PROVIDED DATA —

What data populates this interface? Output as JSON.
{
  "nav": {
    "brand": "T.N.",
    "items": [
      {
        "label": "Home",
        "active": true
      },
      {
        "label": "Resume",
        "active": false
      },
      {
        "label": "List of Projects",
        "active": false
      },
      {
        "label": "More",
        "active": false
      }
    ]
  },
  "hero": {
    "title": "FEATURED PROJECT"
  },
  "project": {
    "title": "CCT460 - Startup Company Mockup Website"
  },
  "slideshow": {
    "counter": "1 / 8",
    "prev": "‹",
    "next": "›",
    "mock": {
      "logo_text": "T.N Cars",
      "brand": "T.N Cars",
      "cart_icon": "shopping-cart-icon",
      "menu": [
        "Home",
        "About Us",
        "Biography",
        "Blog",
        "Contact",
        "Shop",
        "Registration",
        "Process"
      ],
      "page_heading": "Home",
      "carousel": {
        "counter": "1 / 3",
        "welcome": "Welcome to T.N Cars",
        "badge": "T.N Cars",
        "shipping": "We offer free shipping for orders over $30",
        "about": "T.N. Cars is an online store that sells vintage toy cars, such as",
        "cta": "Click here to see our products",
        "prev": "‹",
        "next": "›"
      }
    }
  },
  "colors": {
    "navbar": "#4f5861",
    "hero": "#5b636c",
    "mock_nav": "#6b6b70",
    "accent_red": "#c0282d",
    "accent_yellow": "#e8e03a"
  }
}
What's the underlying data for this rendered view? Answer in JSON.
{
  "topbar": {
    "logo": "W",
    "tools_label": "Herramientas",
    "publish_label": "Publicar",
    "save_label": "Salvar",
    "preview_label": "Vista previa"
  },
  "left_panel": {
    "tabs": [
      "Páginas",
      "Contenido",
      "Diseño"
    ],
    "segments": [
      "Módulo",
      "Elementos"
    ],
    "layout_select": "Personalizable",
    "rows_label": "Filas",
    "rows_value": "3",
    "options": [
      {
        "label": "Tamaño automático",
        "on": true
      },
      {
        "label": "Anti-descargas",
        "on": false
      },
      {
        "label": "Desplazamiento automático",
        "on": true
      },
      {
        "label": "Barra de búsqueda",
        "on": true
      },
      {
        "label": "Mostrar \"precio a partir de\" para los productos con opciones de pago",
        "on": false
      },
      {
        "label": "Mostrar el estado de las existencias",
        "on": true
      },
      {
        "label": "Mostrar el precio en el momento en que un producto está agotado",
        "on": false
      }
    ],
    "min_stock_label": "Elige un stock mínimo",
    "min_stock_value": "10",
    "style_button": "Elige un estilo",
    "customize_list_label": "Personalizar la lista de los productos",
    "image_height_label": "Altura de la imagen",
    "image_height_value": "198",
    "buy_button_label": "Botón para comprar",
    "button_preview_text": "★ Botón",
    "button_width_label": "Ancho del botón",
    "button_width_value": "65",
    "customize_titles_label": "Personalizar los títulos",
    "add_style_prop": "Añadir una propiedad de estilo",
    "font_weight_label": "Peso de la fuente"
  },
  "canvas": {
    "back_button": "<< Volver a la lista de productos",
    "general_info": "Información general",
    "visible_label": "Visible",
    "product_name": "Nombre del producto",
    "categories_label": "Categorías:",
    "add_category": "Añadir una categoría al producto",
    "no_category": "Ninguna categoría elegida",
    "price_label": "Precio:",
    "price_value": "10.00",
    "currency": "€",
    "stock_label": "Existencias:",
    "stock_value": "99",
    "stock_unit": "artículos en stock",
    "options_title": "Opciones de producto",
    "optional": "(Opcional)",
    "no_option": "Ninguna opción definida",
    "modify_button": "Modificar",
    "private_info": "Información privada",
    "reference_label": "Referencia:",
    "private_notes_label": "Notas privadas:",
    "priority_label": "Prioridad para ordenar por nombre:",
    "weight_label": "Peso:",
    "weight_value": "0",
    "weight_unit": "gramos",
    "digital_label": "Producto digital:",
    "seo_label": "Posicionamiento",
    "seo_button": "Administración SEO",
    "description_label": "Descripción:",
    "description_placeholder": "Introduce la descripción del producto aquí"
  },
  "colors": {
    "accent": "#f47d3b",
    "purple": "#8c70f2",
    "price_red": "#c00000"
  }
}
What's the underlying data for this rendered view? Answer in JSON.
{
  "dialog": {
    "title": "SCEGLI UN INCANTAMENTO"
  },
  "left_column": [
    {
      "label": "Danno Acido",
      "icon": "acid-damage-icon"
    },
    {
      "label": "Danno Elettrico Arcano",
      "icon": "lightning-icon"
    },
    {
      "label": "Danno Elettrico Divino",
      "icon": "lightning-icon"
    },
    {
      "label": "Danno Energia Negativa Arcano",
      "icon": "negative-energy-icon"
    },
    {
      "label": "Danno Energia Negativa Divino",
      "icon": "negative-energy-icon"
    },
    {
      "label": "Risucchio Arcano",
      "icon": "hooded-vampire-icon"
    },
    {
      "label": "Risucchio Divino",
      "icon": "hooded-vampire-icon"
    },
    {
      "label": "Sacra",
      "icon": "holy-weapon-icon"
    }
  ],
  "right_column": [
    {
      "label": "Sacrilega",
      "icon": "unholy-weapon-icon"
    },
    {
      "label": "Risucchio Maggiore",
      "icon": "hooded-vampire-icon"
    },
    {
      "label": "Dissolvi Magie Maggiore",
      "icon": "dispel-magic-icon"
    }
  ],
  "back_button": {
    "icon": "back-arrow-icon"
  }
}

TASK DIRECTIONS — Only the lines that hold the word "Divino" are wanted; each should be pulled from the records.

EXERCISE RESULT —
      "label": "Danno Elettrico Divino",
      "label": "Danno Energia Negativa Divino",
      "label": "Risucchio Divino",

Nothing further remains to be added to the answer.